Assyriology and Cuneiform Studies examines the languages and civilizations of ancient Mesopotamia and related areas, such as ancient Anatolia. Our PhD program allows students to engage in research concerning what was arguably the first—certainly the best documented—high civilization in history. The Babylonian writing system, cuneiform, spans thousands of years of use, with hundreds of thousands of clay tablets and inscriptions on other media today housed in public and private collections around the world, and many thousands more of these unique historical records becoming available for research each year. The study of Assyriology encompasses many different languages, including Sumerian and Akkadian. Through the vast range of preserved textual, material, and archaeological evidence, students may also investigate over three-thousand years of the history, religion, and culture of Mesopotamia and the wider ancient Near East. Such connections are essential: Cuneiform Studies further includes Hittite and related languages such as Luwian, which were spoken in Anatolia in the Late Bronze Age and recorded on clay tablets in a cuneiform script adapted from their Mesopotamian neighbors.

Students in Assyriology will take a minimum of two languages (including Akkadian, Sumerian, Hittite, and others) as part of their language requirement, and will engage in the respective textual traditions surrounding each.
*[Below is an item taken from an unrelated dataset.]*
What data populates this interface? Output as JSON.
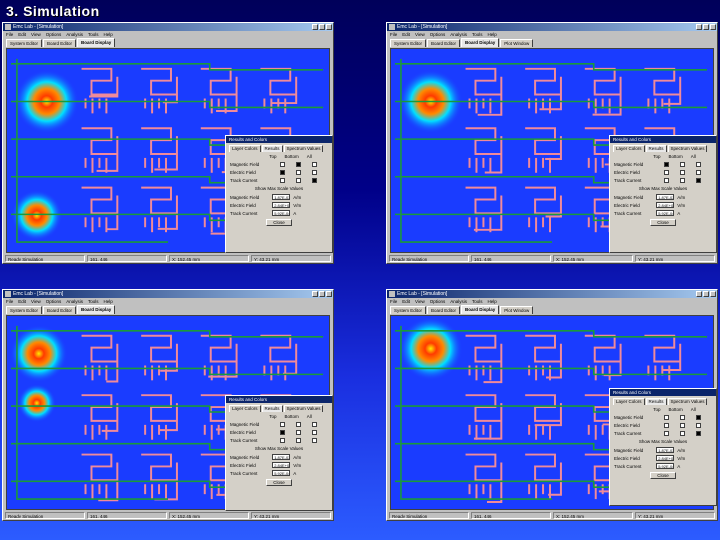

Further courses on Mesopotamian history, religion, and literature are also required. The aim of the program is for students to become proficient in the relevant and required ancient Mesopotamian languages, and in doing so come to understand all aspects of the related intellectual, socio-economic and material culture. This groundwork will give students the tools needed to successfully conduct independent and original research in the field.